Looking back, it seems like you’ve always been bored by the traditional fashion system. Time and time again, you’ve sought to remix and poke holes in it.
I change a lot – and the industry does, too. In the last five to seven years – since Gucci made its turnaround with the name and the design, and Balenciaga went from Nicolas to Demna – influential companies changed their approach, and in doing so they changed the luxury order. It really only took three or four brands to create the “new luxury.” This shift gave us an opportunity to take on a new identity ourselves, positioning Moncler within this new luxury world.
What is the Remo Ruffini definition of the “new luxury”?
New luxury means passing from the concept of consumer to the concept of community, from product to culture and experience, from transaction to relationship. One pillar of the “new luxury” is digital. Adapting constantly to technology and shifting norms is kind of like always being a startup. I didn’t think about it like this when we started Genius – the fashion world was still based on winter and summer collections, with one collection campaign, et cetera. Traditional media are not as successful as they were 20 years ago, when it was very easy to buy pages for your campaign in a quarterly magazine or speak to your customers through The New York Times.

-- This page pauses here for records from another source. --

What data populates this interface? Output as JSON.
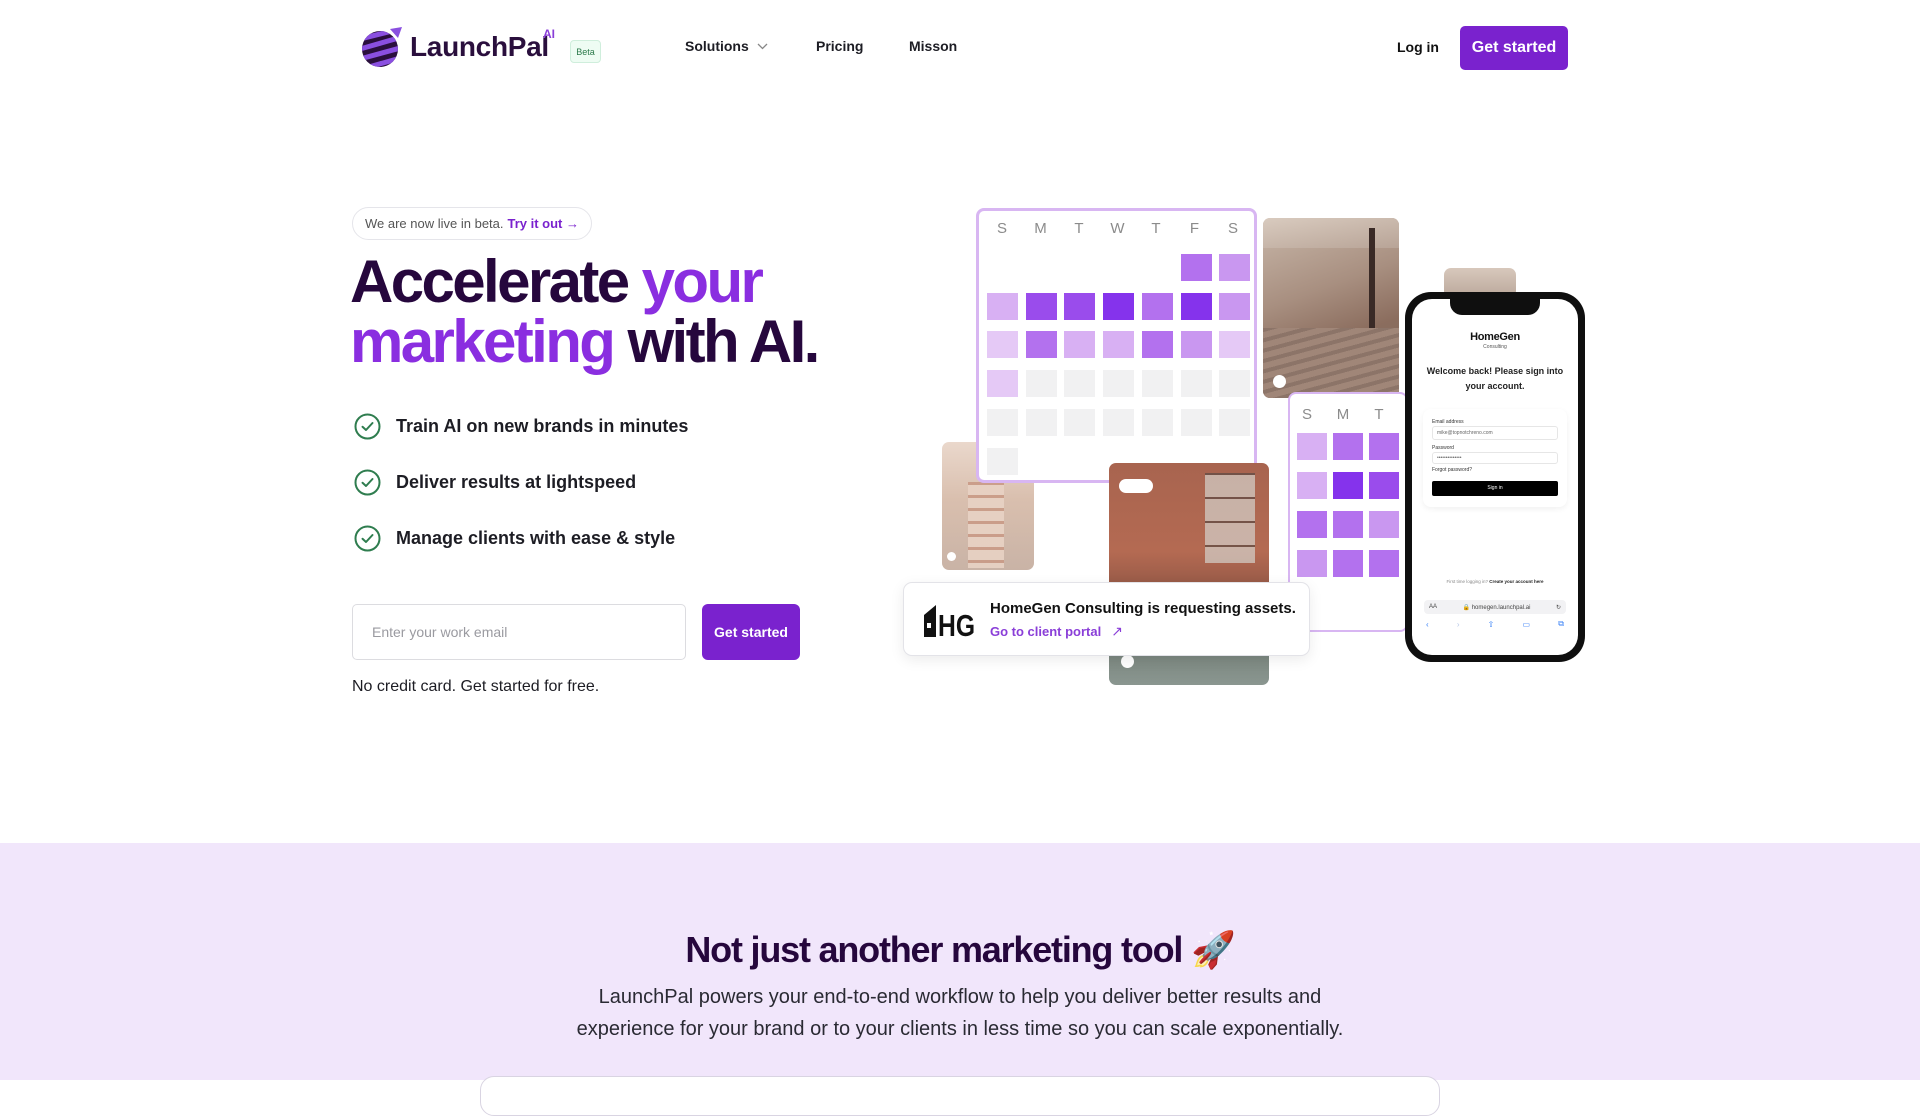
{
  "header": {
    "brand": "LaunchPal",
    "brand_superscript": "AI",
    "beta_badge": "Beta",
    "nav": [
      {
        "label": "Solutions",
        "has_dropdown": true
      },
      {
        "label": "Pricing",
        "has_dropdown": false
      },
      {
        "label": "Misson",
        "has_dropdown": false
      }
    ],
    "login_label": "Log in",
    "cta_label": "Get started"
  },
  "hero": {
    "announcement": "We are now live in beta.",
    "announcement_link": "Try it out →",
    "headline": {
      "line1_dark": "Accelerate",
      "line1_accent": "your",
      "line2_accent": "marketing",
      "line2_dark": "with AI."
    },
    "features": [
      "Train AI on new brands in minutes",
      "Deliver results at lightspeed",
      "Manage clients with ease & style"
    ],
    "email_placeholder": "Enter your work email",
    "email_value": "",
    "cta_label": "Get started",
    "footnote": "No credit card. Get started for free."
  },
  "illustration": {
    "calendar_days": [
      "S",
      "M",
      "T",
      "W",
      "T",
      "F",
      "S"
    ],
    "calendar_small_days": [
      "S",
      "M",
      "T"
    ],
    "notification": {
      "logo_text": "HG",
      "title": "HomeGen Consulting is requesting assets.",
      "link": "Go to client portal",
      "link_icon": "arrow-up-right-icon"
    },
    "phone": {
      "brand": "HomeGen",
      "brand_sub": "Consulting",
      "welcome": "Welcome back! Please sign into your account.",
      "email_label": "Email address",
      "email_value": "mike@topnotchreno.com",
      "password_label": "Password",
      "password_value": "••••••••••••••",
      "forgot": "Forgot password?",
      "signin": "Sign in",
      "create_prefix": "First time logging in?",
      "create_link": "Create your account here",
      "url_aa": "AA",
      "url": "homegen.launchpal.ai"
    }
  },
  "section2": {
    "title": "Not just another marketing tool",
    "title_emoji": "🚀",
    "body": "LaunchPal powers your end-to-end workflow to help you deliver better results and experience for your brand or to your clients in less time so you can scale exponentially."
  },
  "colors": {
    "brand_purple": "#7a22ce",
    "headline_dark": "#26073d",
    "accent_purple": "#8a2ee0",
    "check_green": "#2f7d4f",
    "section_bg": "#f1e6fb"
  }
}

So Moncler has to become a media company. As you create new values and new meanings, through collaborations and so on, you also have to find ways to communicate that – within quite a flexible structure. How do you keep the brand narrative under control?
You have to create a place of your own to have that direct conversation. This entails having your own digital platforms in addition to your own physical stores – and these experiences need to work together ... for them both to be interesting. It becomes more complicated with so-called “e-tailers.” When you work with them, you give other platforms the freedom to communicate your DNA on their website – and sometimes it’s a good interpretation of your own language but other times it’s not in our own language and needs to be finetuned. I don’t want to sell just to sell – respecting the brand ethos is crucial.
You mentioned that being smaller than the conglomerates gives you an advantage when you are evolving as a company. But you also recently invested in Stone Island. Is the end game to create a Moncler group?
We bought Stone Island just six or so months ago – and by doing so, I built up another dream. I was never looking for another company to buy, but this is a company I respect a lot. I want to help Stone Island turn into a more DTC brand – to bring it back to that direct interaction with the customer again. Stone Island is very small, and it’s very strong in terms of community – it always has been. Since its beginning it attracted a really interesting community, and as I understood it there has always been a comprehensive energy at the company – and a lot of the same people have been there since the beginning.
It’s interesting – you seem to have a pattern of starting something new every 20 years.
What I have in mind for the future – honestly there are many things in the basket, but at the end of the day, I want to able to keep having a direct relationship with my people, my community, easily and every day. This is the real dream.